Several Psalms speak specifically of blessing and salvation coming to the nations through the reign of the coming Davidic king and through becoming part of the family of Abraham. Psalm 47 is a brief psalm inviting the nations to rejoice because Yahweh is the supreme sovereign over all peoples and has subdued them under Israel. At the end, the lyrics read as follows:

God reigns over the nations;

God sits on his holy throne.

The princes of the peoples gather

as the people of the God of Abraham.

For the shields of the earth belong to God;

he is highly exalted! (Ps. 47:8–9)

Note how “the princes of the peoples [plural] gather as the people [singular] of the God of Abraham.” Non-Israelite nations are included in the one people of God. The mention of the “God of Abraham” is sufficient to remind those singing this psalm that the inclusion of the Gentiles into the one people of God can be possible only through Abraham becoming father in a spiritual sense—namely, the model of faith, for a company of nations, as Genesis 35:11 intends.

Psalm 72:17 clearly indicates all the nations finding blessing through the future Davidic king:

May his name endure forever,

his name make shoots as long as the sun!

May they consider themselves blessed by him,

all nations call him happy!

As the apostle Peter heralds the good news about Jesus Christ in Acts 3:24–26, he sees it no less than the fulfillment of God’s promises to Abraham 2000 years later.

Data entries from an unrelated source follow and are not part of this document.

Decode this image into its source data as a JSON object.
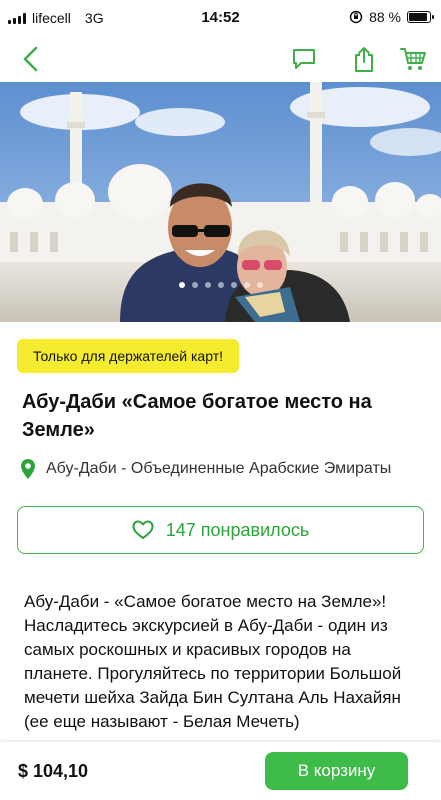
{
  "status_bar": {
    "carrier": "lifecell",
    "network": "3G",
    "time": "14:52",
    "battery_percent": "88 %",
    "battery_level": 0.88
  },
  "nav": {
    "back_icon": "chevron-left-icon",
    "icons": [
      "chat-icon",
      "share-icon",
      "cart-icon"
    ],
    "accent_color": "#3fb049"
  },
  "hero": {
    "slide_count": 7,
    "active_slide": 0
  },
  "badge": {
    "label": "Только для держателей карт!",
    "color": "#f5ec2f"
  },
  "product": {
    "title": "Абу-Даби «Самое богатое место на Земле»",
    "location": "Абу-Даби - Объединенные Арабские Эмираты",
    "likes_label": "147 понравилось",
    "description": "Абу-Даби - «Самое богатое место на Земле»! Насладитесь экскурсией в Абу-Даби - один из самых роскошных и красивых городов на планете. Прогуляйтесь по территории Большой мечети шейха Зайда Бин Султана Аль Нахайян (ее еще называют - Белая Мечеть)"
  },
  "bottom": {
    "price": "$ 104,10",
    "cart_label": "В корзину",
    "button_color": "#3fbb4a"
  }
}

The citation of Psalm 110 across the New Testament, moreover, shows the fulfilment of the covenant with David in the resurrection and ascension of Jesus Christ.[3]

 3. Matt. 22:44; 26:64; Mark 12:36; 14:62; 16:19; Luke 20:42–43; 22:69; Acts 2:33–35; 5:31; 7:55–56; Rom. 8:34; 1 Cor. 15:25; Eph. 1:20; 2:6; Col. 3:1; Heb 1:3, 13; 8:1; 10:12–13; 12:2; 1 Pet. 3:22; Rev. 31:21.


In sum, the call to Abram to depart from Ur to become a new nation is a powerful word initiating a drive towards the new creation and hence shapes the plot-structure for the rest of Scripture.

As Abraham’s family becomes a nation the Mosaic Covenant directs them on how to maintain a right relationship to God, to one another, to the earth as its stewards and thus how to be a light to the nations.

The covenant with David issues from the need to keep Israel on task in becoming a blessing to the nations and points forward to the coming king who establishes a new covenant that not only resolves the broken relationship between God and Israel but also brings salvation to the nations through his atoning death.

Understanding the covenant with Abraham, then, is essential to grasping the grace of God towards a broken world and his plan to bring a new creation. As such, it is a vastly important in the bible’s storyline of a kingdom that unfolds through covenant.



  • Peter J. Gentry

    Peter J. Gentry is the distinguished visiting professor of Old Testament at Phoenix Seminary and senior research fellow for the Text & Canon Institute. He is the co-author, with Stephen Wellum, of Kingdom through Covenant: A Biblical-Theological Understanding of the Covenants (Crossway, 2012). He and his wife Barbara are members at Abingdon Bible Church. They have two adult children and three grandchildren.

Peter J. Gentry

Peter J. Gentry

Peter J. Gentry is the distinguished visiting professor of Old Testament at Phoenix Seminary and senior research fellow for the Text & Canon Institute. He is the co-author, with Stephen Wellum, of Kingdom through Covenant: A Biblical-Theological Understanding of the Covenants (Crossway, 2012). He and his wife Barbara are members at Abingdon Bible Church. They have two adult children and three grandchildren.